Summary: The need for forgiveness and reconciliation among believers.
A Family Divided
Amos 1: 11-12
CALVIN CHRISTIAN REFORMED CHURCH
A Family Divided p.1
Our story tonight begins in a tent somewhere in Palestine, according to historians in or about 2006BC.
A woman is in the last painful moments of labour. She gives birth to twins, to the ones we know as Esau and
Jacob. Of them the Lord said in Genesis 25: Two nations are in your womb, and two peoples from within you
will be separated...
The relationship between those two sons of Rebekah was less than placid, as the subsequent chapters of
scripture reveal. There is deception, the threat of murder, tense encounter, more deception.
The two boys grow, each the ancestor of a nation. Esau, also known as Edom because of his red
complexion, fathered the Edomites; Jacob, the Israelites. These two clans became neighboring nations, Israel to
the north, Edom to the south. They even speak different dialects of the same language.
The Israelites and Edomites - blood kin. In fact, a number of times throughout the Old Testament they
are mentioned as such (Num 20.14; Deut 2.4; 23.7; Obad 10, 12). But, like their patriarchs, the history of their
relationship is less than cordial. It is filled with constant struggle, plotting and treachery. During the time of the
kings it was particularly difficult. Whenever a major power would come against Israel, Edom would lurk as a
vulture in the background, trying to pick off some remnant spoils, taking advantage of his brother to the north.
It is this stormy relationship that now becomes the focus of the prophecy of Amos, as he thunders forth
the Word of the Lord.
After the introductory words, which we saw last day, Amos begins rendering his prophetic judgements.
He does not immediately confront Israel with her sins, however. First he speaks to the surrounding nations - the
Syrians, the Philistines, and the Phoenicians. Each has been engaged in some sort of attrocity that is a stench

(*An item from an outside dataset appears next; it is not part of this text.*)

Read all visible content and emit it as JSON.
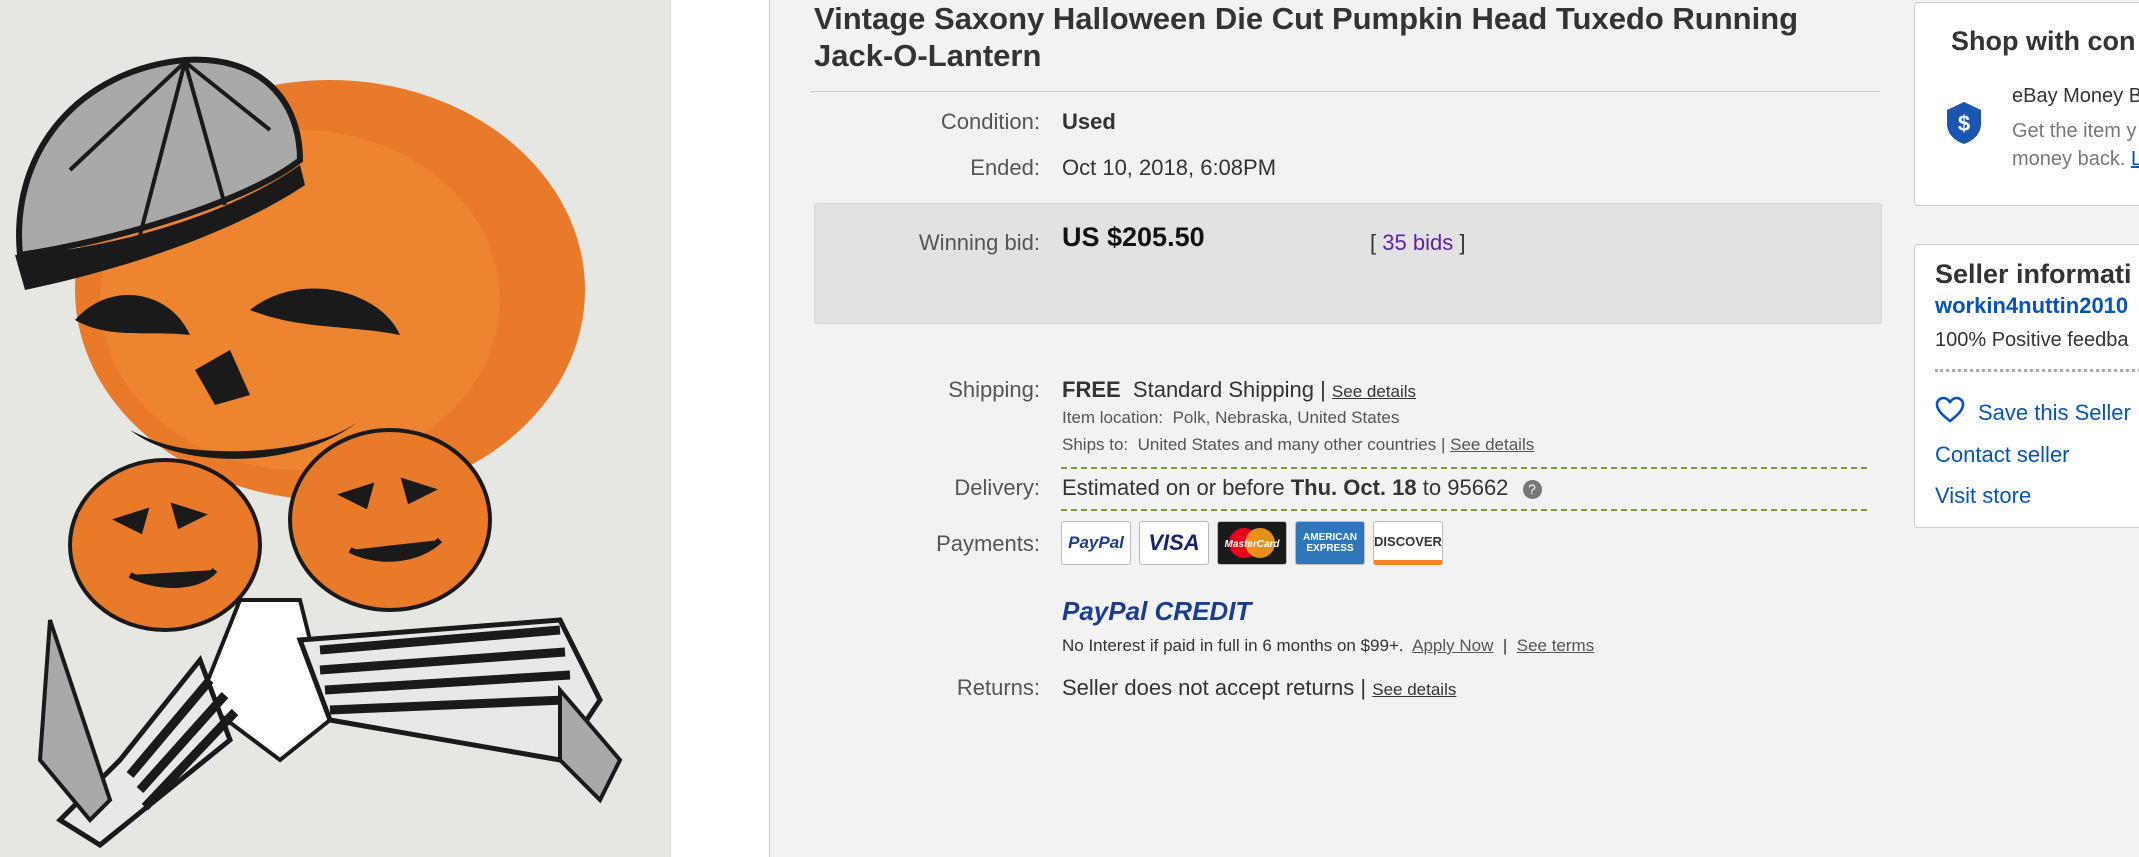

in the nostrels of God.
The Syrians had been very cruel, torturing the Hebrews in the area east of Galilee. Brutality - v.3.
The Philistines had sent whole communities into captivity, as had the Phoenicians, even in spite of a
treaty made with the Israelites - v.6
These neighbors of Israel had treated life with contempt, degrading and destroying it. Now they would
face the judgement of God for those crimes.
Amos then turns his attention closer to home. No longer is it just neighbors. Now the kinfolk of Israel
come under scrutiny. The lion continues to roar, but the roaring is coming uncomfortably close.
Judgement roars for Edom - the cousin of Israel.
And for what does the Lord condemn Edom? Have a look at verse 11-12.
Is it for the fact that she was part of the Phoenician slave-trading (see v.9), a vile offense that would be the
downfall of Tyre?
Well, yes that was a travesty, but NO it is NOT the worst of it all.
In fact, there is no particular event in which Edom was occured which incurred the tremendous wrath of God.
Rather it was an ongoing attitude, a constant lifestyle.
Notice that "the only thing said about Edom is that he is the constant enemy of his brother. Edom is
accused of suppressing his natural feelings toward blood relations and perpetuating his hatred, refusing to be
reconciled with his enemy.
So stubborn was Edom in his anger and his unwillingness to forgive that the prophet Ezekiel later put
his finger into the same wound when he declared on God’s behalf: ’Because Edom took deliberate revenge on
Judah and by so doing incurred lasting guilt...’ (Ezek 25.12)."
[Veltkamp Farmer From Tekoa p.43]
Because of Edom’s unwillingness to be reconciled the great Edomite fortresses of Teman and Bozrah,
the military centres near the Judean border, would be destroyed, and the nation incapacitated.
A Family Divided p.2
Consider that carefully, brothers and sisters. The great and evil sin of slave trading is nothing; it is trivial
compared to the sin of irreconcilability between brothers.
Notice it - slave trading doesn’t even get a by-line,
not so much as a whisper in the judgement against Edom.
What is front and centre?
Hatred of a brother.
Nothing else compares, in God’s eyes.
Ah - we are so easy, sometimes to develop little lists, ratings as it were, of the “top 10" sins – those that get us
most desperately upset and on the way to action.
Falwell and Robertson did it right after the attack on New York, saying glibly that it was the abortionists,
feminists and homosexuals that led to this event to occur as God’s judgement.
Lest we point a finger, our Synod at one point rendered a judgement saying how reprehensible it would be for